A typical exchange goes thus.

Larry: “Dad I’m not trying to defy those images. What I’m saying is that many different interpretations of an image can live together side by side, all of them true.

Irv: No, Larry. They can’t.

Larry: Oh Jesus Christ.

The play then tries to reach for a more ambitious answer, and the sighs of recognition and warmth from the audience shows that one of Pictures From Home’s most attractive qualities is in its charting of a family that will strike echoes, maybe, with the stories of those watching it. The images of family life, the sepia Americana, the vintage visions of suburbia, the hint of the swinging ’60s, all reverberate with nostalgia.

In the Sultan family past takes in the story of a father who was a salesman, the story of a family who traveled west to find its footing and fortune; the story of a wife who is a real estate broker and who feels unseen and undervalued by her husband. Larry Sultan’s original pictures are engaging, and the vintage shots span the ’40s right through to the ’60s, and so we see a whole panoply of sunny, postwar life made personal. But, taken with the present-day images he takes of his parents, his questions about the meaning of photography, truth, and family never move beyond a kind of theoretical game.

Thankfully there is the chemistry of Lane and Wanamaker; with their needling of one another, kvetching, whining, and general longtime couple dysfunction, they save the show from being a ponderous, rhetorical-question filled desert. The audience around this critic responded to Nathan Lane doing his best Nathan Lane whenever he can, waking the audience from the play’s desiccated self-interrogation around narrative and images—as well as the excellent Wanamaker, who knows with one glance how to neutralize her growling husband when he’s about to explode.

But the play stops short of asking about their relationship too deeply, or the relationship between parents and son—beyond them wondering, true to parental form, when is Larry going to get a proper job, and why he’s bothering them with all this damn photography.

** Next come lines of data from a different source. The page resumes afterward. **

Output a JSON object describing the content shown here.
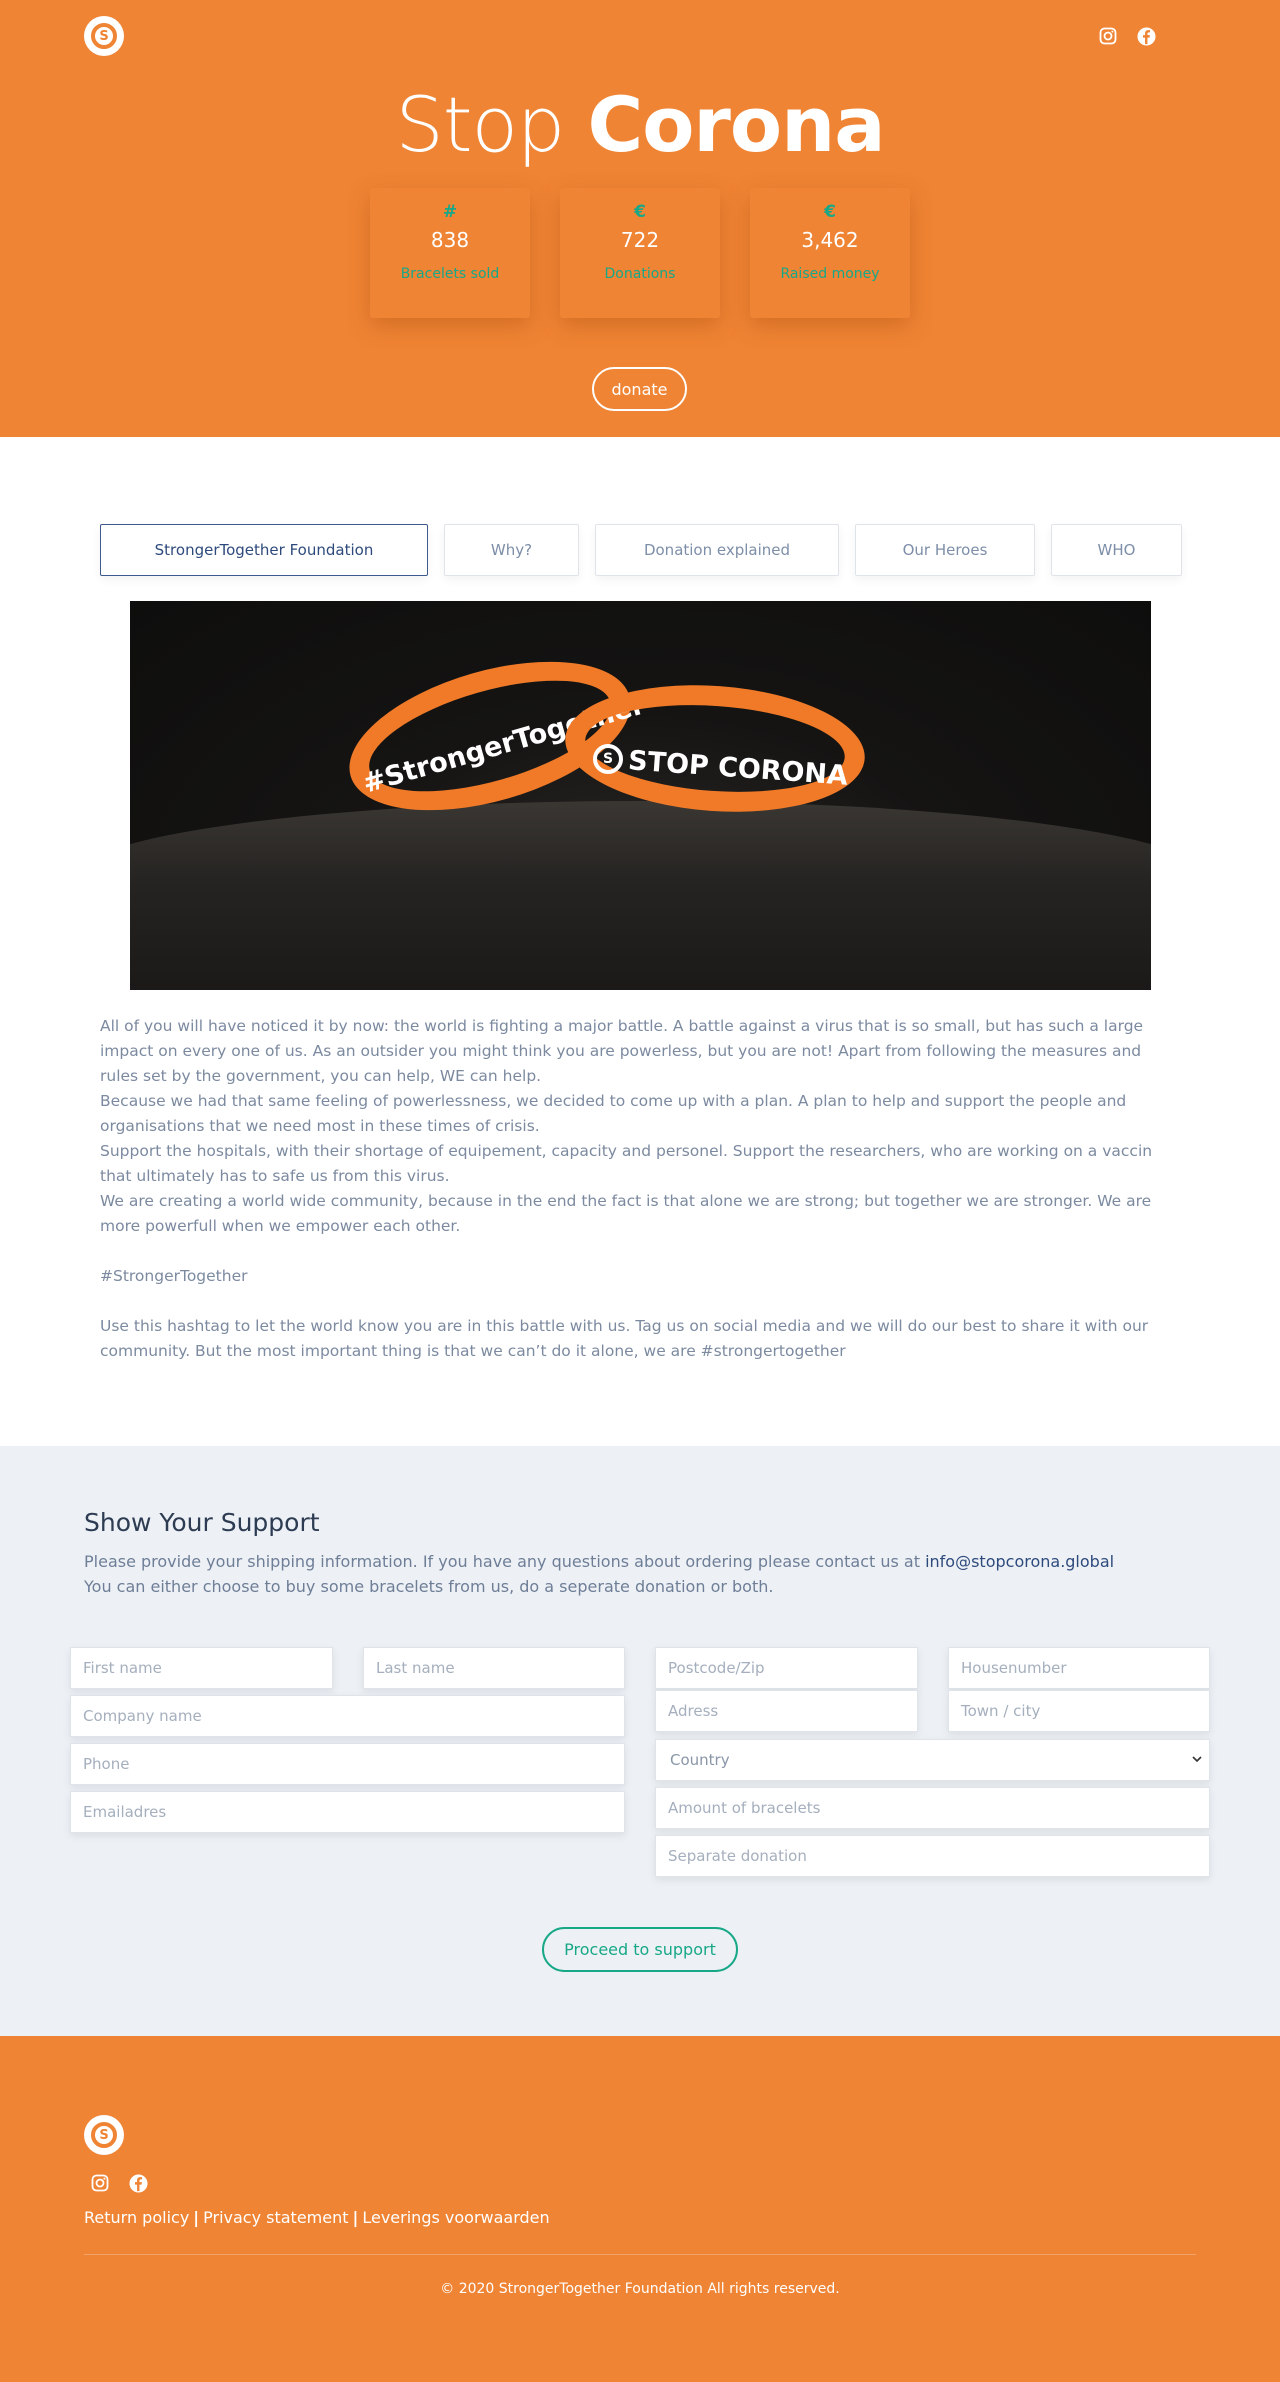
{
  "header": {
    "logo_letter": "S",
    "social": [
      "instagram-icon",
      "facebook-icon"
    ],
    "title_light": "Stop",
    "title_bold": "Corona",
    "stats": [
      {
        "symbol": "#",
        "value": "838",
        "label": "Bracelets sold"
      },
      {
        "symbol": "€",
        "value": "722",
        "label": "Donations"
      },
      {
        "symbol": "€",
        "value": "3,462",
        "label": "Raised money"
      }
    ],
    "donate_label": "donate"
  },
  "tabs": [
    {
      "label": "StrongerTogether Foundation",
      "active": true
    },
    {
      "label": "Why?"
    },
    {
      "label": "Donation explained"
    },
    {
      "label": "Our Heroes"
    },
    {
      "label": "WHO"
    }
  ],
  "photo": {
    "band_left_text": "#StrongerTogether",
    "band_right_text": "STOP CORONA",
    "band_right_logo": "S"
  },
  "article": {
    "p1": "All of you will have noticed it by now: the world is fighting a major battle. A battle against a virus that is so small, but has such a large impact on every one of us. As an outsider you might think you are powerless, but you are not! Apart from following the measures and rules set by the government, you can help, WE can help.",
    "p2": "Because we had that same feeling of powerlessness, we decided to come up with a plan. A plan to help and support the people and organisations that we need most in these times of crisis.",
    "p3": "Support the hospitals, with their shortage of equipement, capacity and personel. Support the researchers, who are working on a vaccin that ultimately has to safe us from this virus.",
    "p4": "We are creating a world wide community, because in the end the fact is that alone we are strong; but together we are stronger. We are more powerfull when we empower each other.",
    "hashtag": "#StrongerTogether",
    "p5": "Use this hashtag to let the world know you are in this battle with us. Tag us on social media and we will do our best to share it with our community. But the most important thing is that we can’t do it alone, we are #strongertogether"
  },
  "support": {
    "title": "Show Your Support",
    "intro_line1": "Please provide your shipping information. If you have any questions about ordering please contact us at ",
    "email": "info@stopcorona.global",
    "intro_line2": "You can either choose to buy some bracelets from us, do a seperate donation or both.",
    "fields": {
      "first_name": "First name",
      "last_name": "Last name",
      "company": "Company name",
      "phone": "Phone",
      "email": "Emailadres",
      "postcode": "Postcode/Zip",
      "housenumber": "Housenumber",
      "address": "Adress",
      "town": "Town / city",
      "country": "Country",
      "bracelets": "Amount of bracelets",
      "donation": "Separate donation"
    },
    "proceed_label": "Proceed to support"
  },
  "footer": {
    "logo_letter": "S",
    "social": [
      "instagram-icon",
      "facebook-icon"
    ],
    "links": [
      "Return policy",
      "Privacy statement",
      "Leverings voorwaarden"
    ],
    "separator": "|",
    "copyright": "© 2020 StrongerTogether Foundation All rights reserved."
  },
  "colors": {
    "brand_orange": "#ef8434",
    "accent_green": "#18a887",
    "navy": "#2e4a7d"
  }
}
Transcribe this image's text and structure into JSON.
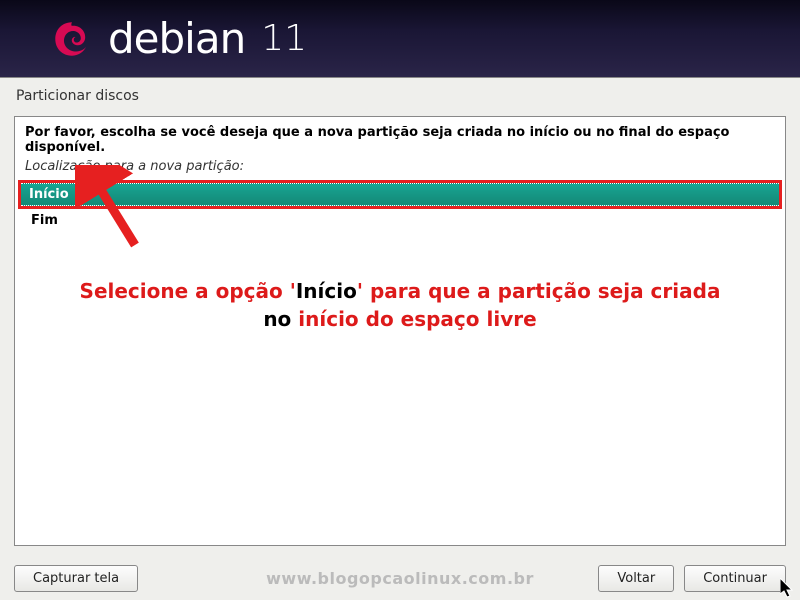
{
  "header": {
    "brand": "debian",
    "version": "11"
  },
  "screen": {
    "title": "Particionar discos",
    "instruction": "Por favor, escolha se você deseja que a nova partição seja criada no início ou no final do espaço disponível.",
    "subtitle": "Localização para a nova partição:"
  },
  "options": {
    "selected": "Início",
    "unselected": "Fim"
  },
  "annotation": {
    "line1_red1": "Selecione a opção '",
    "line1_black1": "Início",
    "line1_red2": "' para que a partição seja criada",
    "line2_black1": "no ",
    "line2_red1": "início do espaço livre"
  },
  "buttons": {
    "screenshot": "Capturar tela",
    "back": "Voltar",
    "continue": "Continuar"
  },
  "watermark": "www.blogopcaolinux.com.br",
  "colors": {
    "accent": "#159a87",
    "highlight": "#e62020",
    "header_bg": "#1a1635"
  }
}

Why the play doesn’t let itself breathe more as a family comedy-drama is a mystery. The show becomes a kind of stuck needle of “See this picture? Great, well it reveals… Nah… Well, but how about this other picture?”—a bit like a plane circling an airport, ready to land but not quite ready to.

And then, in its closing minutes, the play’s sharpness pronounces itself. Larry has been photographing his parents because he loves them and doesn’t want to say goodbye to them. He wasn’t engaged in some deep and meaningful charting of time and personalities, or an epic and personal piece of family geography. Or if he was, he really just wanted to hold his parents close; photography helped freeze them in place and keep them alive for him. All these visits were to capture them on film, to be close to them and to keep them close to him when they were no longer here.

There is another, extremely sad twist to the tale, which some readers may know, which means—after such a jerky and strange hour and 45 minutes of dull story and sparky performances—the play ends with an impactful dissolve to black. But the set-up feels so long and labored this stark denouement is blunted by the far-too-meandering thesis that precedes it.